The Writer avoids distraction by disabling his Internet connection before he sits down to write. As a reward for this sacrifice, he allocates special Internet time for himself every three to five minutes.
James Hamblin in The Atlantic:
This is a time of much division. Families and communities are splintered by polarizing narratives. Outrage surrounds geopolitical discourse—so much so that anxiety often becomes a sort of white noise, making it increasingly difficult to trigger intense, acute anger.

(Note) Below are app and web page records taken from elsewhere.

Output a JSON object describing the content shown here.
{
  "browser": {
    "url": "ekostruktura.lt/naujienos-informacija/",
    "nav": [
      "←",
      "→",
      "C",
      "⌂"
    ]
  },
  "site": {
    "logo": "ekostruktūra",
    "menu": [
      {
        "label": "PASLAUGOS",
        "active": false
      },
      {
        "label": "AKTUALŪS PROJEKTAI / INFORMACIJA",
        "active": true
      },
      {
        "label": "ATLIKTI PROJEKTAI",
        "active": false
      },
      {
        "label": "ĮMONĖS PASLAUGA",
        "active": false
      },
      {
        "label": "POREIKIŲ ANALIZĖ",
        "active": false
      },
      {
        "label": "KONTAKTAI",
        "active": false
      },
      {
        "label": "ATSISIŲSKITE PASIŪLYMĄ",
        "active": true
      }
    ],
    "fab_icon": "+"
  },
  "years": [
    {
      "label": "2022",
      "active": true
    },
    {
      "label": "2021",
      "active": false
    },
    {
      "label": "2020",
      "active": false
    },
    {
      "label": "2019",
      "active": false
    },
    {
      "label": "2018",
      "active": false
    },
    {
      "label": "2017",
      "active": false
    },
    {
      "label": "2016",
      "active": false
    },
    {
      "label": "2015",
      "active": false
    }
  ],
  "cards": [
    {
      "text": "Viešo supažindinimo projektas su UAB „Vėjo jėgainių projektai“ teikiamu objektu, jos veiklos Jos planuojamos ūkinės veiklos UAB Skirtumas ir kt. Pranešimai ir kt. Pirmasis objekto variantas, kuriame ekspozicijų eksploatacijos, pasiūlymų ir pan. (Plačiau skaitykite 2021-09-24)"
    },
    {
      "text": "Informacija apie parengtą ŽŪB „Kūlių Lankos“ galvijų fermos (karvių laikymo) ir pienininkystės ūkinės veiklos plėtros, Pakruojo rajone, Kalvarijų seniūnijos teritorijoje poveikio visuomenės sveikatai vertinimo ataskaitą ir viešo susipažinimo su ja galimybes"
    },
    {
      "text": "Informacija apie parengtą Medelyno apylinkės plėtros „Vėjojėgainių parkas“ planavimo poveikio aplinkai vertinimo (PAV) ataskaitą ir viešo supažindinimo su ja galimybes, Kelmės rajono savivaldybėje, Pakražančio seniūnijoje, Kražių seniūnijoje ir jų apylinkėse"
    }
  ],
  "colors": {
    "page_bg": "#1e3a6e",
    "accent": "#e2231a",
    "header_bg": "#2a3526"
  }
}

The effect can be desensitizing, like driving 60 miles per hour and losing hold of the reality that a minor error could result in instant death.
One thing that apparently still has the power to infuriate people, though, is how many spaces should be used after a period at the end of an English sentence.
The war is alive again of late because a study that came out this month from Skidmore College. The study is, somehow, the first to look specifically at this question. It is titled: “Are Two Spaces Better Than One? The Effect of Spacing Following Periods and Commas During Reading.”
It appears in the current issue of the journal Attention, Perception, and Psychophysics. As best I can tell, psychophysics is a word; the Rochester Institute of Technology defines it as the “study of the relationship between stimuli (specified in physical terms) and the sensations and perceptions evoked by these stimuli.” The researchers are also real. Rebecca Johnson, an associate professor in Skidmore’s department of psychology, led the team. Her expertise is in the cognitive processes underlying reading. As Johnson told me, “Our data suggest that all readers benefit from having two spaces after periods.”